Yet for over two hours it remains completely captivating. A lot of it has to do with the cast which truly work well together. Crowe is a major talent absolutely no question, he ALWAYS gives it a go in every performance he does and yet while his portrayal here isn’t a memorable performance like some of his more recent work (ala “The Insider”, “A Beautiful Mind”), its still a rock solid anchor around which everyone gyrates. Crowe’s matched, if not beaten by co-star Paul Bettany as the more science-oriented Maturin – both of these very opposite characters play off each other extremely well and the ‘friendship’ aspect of the two is handled with great care and thus comes off with pitch perfect credibility. The various young faces of the cast lend strong support, especially Max Pirkis as a very young blond sailor whom Aubrey takes under his wing after a terrible injury is sustained in the opening sequence.

The behind-the-scenes talent is equally up to the task, most notably Russell Boyd. Cinematography wise this is one of the more stunning looking movies of the year, truly epic in visual scope and combined with long-time collaborator Weir, Boyd’s steady hand makes the stark beauty of the Galapagos Islands or the raging waters of the South Seas around Cape Horn and Tierra Del Fuego look superb. The score, the editing, etc. are all quite beautifully handled. Both towards the start and end are some great suspenseful chase and action scenes involving the enemy ship which work the tension level extremely well without going overboard (no pun intended). Production value wise this film is simply immaculate.

Yet it all stops just short of becoming a classic. Why? Well most notably the whole point of the film. The best epics revolve around a key central plot with a lot personally at stake for the protagonist and while there is one here with the French vessel’s pursuit, it feels like its not taken seriously at times and completely ignored at others. There’s all sorts of little subplots and vignettes in here (eg. the drowning sailor, the bullied lieutenant) which while enjoyable, are essentially padding as they add little to the plot or character development.
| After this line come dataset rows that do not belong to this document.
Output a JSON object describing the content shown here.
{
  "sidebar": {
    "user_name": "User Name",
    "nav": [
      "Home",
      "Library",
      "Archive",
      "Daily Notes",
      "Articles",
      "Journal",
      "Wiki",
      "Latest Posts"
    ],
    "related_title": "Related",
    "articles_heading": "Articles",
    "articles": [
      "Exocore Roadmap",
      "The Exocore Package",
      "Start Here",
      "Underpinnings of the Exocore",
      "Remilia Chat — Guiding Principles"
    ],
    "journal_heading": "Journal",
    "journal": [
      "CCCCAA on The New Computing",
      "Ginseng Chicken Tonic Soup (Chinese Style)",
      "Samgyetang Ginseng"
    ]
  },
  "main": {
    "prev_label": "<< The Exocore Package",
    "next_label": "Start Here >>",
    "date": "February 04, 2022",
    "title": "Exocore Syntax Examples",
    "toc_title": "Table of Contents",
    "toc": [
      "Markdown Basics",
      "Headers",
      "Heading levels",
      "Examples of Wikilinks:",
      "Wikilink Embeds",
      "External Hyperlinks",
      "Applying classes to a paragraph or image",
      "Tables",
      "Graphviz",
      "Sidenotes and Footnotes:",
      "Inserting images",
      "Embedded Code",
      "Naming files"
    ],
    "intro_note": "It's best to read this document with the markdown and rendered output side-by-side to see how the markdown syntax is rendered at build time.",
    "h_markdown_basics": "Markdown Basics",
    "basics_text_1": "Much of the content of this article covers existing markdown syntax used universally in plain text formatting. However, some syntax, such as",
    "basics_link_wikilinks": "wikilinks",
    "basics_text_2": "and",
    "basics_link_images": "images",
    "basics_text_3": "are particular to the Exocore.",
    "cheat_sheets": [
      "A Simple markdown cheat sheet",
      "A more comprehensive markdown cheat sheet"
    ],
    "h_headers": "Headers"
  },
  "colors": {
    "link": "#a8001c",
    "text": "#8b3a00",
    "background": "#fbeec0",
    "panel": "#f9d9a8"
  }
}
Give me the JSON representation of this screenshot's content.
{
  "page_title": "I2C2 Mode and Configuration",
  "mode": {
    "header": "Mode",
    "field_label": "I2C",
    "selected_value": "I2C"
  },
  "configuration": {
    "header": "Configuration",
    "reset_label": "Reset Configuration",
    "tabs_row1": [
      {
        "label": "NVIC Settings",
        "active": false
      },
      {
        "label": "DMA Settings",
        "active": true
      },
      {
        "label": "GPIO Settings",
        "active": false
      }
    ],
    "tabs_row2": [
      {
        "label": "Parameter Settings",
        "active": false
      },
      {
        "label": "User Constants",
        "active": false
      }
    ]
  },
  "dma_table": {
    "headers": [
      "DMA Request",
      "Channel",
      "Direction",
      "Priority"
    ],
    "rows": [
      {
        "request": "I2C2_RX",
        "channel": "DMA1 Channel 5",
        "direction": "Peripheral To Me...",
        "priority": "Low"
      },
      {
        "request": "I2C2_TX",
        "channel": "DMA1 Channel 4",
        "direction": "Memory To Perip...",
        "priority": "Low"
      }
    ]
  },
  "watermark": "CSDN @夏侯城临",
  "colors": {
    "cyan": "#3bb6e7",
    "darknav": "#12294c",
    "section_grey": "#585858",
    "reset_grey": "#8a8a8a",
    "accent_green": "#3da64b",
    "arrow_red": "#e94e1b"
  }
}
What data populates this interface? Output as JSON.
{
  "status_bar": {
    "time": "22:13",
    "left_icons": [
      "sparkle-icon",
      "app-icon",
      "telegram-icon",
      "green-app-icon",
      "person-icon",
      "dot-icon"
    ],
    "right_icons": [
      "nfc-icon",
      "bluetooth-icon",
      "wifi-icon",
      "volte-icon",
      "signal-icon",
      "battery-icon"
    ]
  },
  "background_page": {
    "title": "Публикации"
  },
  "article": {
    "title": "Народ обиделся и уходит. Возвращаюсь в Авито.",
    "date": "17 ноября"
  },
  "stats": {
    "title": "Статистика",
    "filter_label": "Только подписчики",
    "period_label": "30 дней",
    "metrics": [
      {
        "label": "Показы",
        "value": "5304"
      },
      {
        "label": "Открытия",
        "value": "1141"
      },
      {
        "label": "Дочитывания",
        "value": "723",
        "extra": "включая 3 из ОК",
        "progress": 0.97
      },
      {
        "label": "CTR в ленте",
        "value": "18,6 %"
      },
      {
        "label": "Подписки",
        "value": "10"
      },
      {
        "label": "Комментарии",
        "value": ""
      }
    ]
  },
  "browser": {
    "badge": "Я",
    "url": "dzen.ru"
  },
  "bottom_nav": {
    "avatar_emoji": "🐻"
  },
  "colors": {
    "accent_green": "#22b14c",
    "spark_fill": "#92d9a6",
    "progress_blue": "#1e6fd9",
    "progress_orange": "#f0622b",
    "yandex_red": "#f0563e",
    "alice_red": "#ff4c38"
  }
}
Crowe and Bettany obviously stand out of the crowd of course, but many of the other sailors remain nameless faces despite quite a few having dialogue (for example Billy Boyd who keeps popping up here and there with little explanation). The lack of laughter doesn’t help alleviate some of the ‘lighter’ scenes, and the odd attempts at humour (such as the dinner dessert) are painfully bad.

Like I said before, this is no ‘Pirates’. Its smarter, slower, expertly made and realistic, but more internal and serious too. Its a production made by some of the most skilled people in the business – the kind of people who churn out films rather than products, where quality is far more important than time or quantity. Thus the end result speaks for itself. As films go this year this is one of the highlights, certainly not the best but it is amongst the real quality efforts of the year. Audiences might find it a little soggy & talkative, but that’s part of its charm – its a nicely intimate piece crafted with more intelligence than many films out there and for that it should be applauded.